Monday’s tour updated regional civic leaders and media on the progress of the four-year project, which kicked off last summer with a similar tour. It was led by managers from BC Hydro, joint venture construction partners InPower BC, Aecon and SNC Lavalin Constructors Pacific, Inc., and included Adams and Comox Valley MLA Don McRae. The visitors were taken to the entrance of one of two access portals being dug deep into bedrock in the hill below John Hart dam. The tunnels, one large enough to accommodate semi trucks and large equipment, will eventually intersect with the main generating station tunnel.

“These are just little access tunnels,” Aecon’s Scott Marshall said. “But they’re big.”

When completed and commissioned in the fall of 2018, the new site will feature more than two kilometres of underground tunnels as the surface penstocks and surge towers are removed from the site and the hillside reforested.

“To see it go to this design level, underground with the tunneling option, will also be really important going forward, as it creates a more natural park space,” said Adams. “It will just be a great asset for Campbell River.”

In addition to major seismic upgrades — “The penstocks and generating station wouldn’t survive a low to moderate earthquake,” said Watson — the new facility will boast an underground water bypass. It will eliminate the periodic release of water through Elk Falls currently needed when the current turbines require maintenance or repair.

The new generating station will add 9.5 per cent more generating capacity with the same flow rates currently in place. The project employs roughly 185 people in Campbell River, on-site or in support roles, and utilizes 50 local contractors for goods and/or services.

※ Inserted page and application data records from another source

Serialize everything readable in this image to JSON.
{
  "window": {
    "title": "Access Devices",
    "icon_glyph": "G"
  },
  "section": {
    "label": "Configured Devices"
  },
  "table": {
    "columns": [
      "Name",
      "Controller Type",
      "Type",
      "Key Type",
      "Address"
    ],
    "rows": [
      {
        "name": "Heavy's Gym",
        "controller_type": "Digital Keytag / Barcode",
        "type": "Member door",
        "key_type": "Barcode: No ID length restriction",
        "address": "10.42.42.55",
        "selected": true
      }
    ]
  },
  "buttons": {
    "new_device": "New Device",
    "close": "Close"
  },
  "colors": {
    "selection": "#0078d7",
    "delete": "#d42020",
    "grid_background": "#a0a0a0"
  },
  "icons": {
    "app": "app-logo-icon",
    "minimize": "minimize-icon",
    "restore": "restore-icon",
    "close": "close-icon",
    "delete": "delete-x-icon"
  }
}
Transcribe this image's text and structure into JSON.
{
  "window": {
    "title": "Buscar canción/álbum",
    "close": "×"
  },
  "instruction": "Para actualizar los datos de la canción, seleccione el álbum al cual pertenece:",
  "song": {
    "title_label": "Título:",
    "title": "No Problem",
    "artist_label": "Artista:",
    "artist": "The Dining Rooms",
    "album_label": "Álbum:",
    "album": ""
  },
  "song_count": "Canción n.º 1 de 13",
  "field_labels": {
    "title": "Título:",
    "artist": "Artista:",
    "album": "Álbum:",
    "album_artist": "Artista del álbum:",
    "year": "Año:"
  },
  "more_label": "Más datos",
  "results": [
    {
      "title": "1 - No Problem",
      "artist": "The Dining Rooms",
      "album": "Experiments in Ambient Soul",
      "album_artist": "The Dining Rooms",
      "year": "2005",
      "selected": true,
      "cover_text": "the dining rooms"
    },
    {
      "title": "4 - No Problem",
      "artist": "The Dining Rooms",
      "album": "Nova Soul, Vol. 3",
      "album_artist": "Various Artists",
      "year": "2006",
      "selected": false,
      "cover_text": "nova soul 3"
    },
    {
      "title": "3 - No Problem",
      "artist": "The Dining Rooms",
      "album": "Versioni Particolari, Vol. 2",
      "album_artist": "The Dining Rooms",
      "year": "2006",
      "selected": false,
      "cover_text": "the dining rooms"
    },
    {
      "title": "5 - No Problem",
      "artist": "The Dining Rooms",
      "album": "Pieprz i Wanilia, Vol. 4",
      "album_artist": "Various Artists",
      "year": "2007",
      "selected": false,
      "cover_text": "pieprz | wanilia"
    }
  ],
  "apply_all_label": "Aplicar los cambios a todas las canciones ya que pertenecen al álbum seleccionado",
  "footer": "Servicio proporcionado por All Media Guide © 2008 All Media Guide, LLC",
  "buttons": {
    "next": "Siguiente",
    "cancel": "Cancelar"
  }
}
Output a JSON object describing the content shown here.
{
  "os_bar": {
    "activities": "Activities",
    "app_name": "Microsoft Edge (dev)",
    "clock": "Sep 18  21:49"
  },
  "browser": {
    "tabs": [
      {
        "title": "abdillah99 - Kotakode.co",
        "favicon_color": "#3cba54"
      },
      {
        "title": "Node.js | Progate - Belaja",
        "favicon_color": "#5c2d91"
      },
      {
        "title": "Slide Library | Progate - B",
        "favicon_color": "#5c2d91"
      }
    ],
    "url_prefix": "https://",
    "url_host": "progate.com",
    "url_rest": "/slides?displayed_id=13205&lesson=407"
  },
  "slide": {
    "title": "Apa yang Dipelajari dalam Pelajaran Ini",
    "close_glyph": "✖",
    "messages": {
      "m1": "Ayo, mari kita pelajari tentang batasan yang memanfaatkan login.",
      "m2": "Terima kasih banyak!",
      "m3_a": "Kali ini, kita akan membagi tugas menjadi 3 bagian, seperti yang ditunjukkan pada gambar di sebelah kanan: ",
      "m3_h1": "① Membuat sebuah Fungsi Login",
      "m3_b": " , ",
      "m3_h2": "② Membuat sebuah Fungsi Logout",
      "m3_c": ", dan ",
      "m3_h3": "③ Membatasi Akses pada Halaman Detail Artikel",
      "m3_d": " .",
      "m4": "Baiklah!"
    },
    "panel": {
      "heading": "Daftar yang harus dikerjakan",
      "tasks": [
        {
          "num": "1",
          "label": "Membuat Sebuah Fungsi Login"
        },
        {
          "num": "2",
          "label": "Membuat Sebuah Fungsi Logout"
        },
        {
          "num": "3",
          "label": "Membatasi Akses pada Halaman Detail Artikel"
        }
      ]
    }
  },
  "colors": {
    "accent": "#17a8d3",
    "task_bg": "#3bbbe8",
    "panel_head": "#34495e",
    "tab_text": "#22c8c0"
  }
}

“The whole John Hart generating project and what will be coming up with the seismic upgrade to the dam, combined with the hospital project, is a once-in-a hundred-year injection of capital projects into a community,” said Adams. “We’ve seen a lot of people coming into Campbell River for good jobs. It’s critically important to Campbell River.”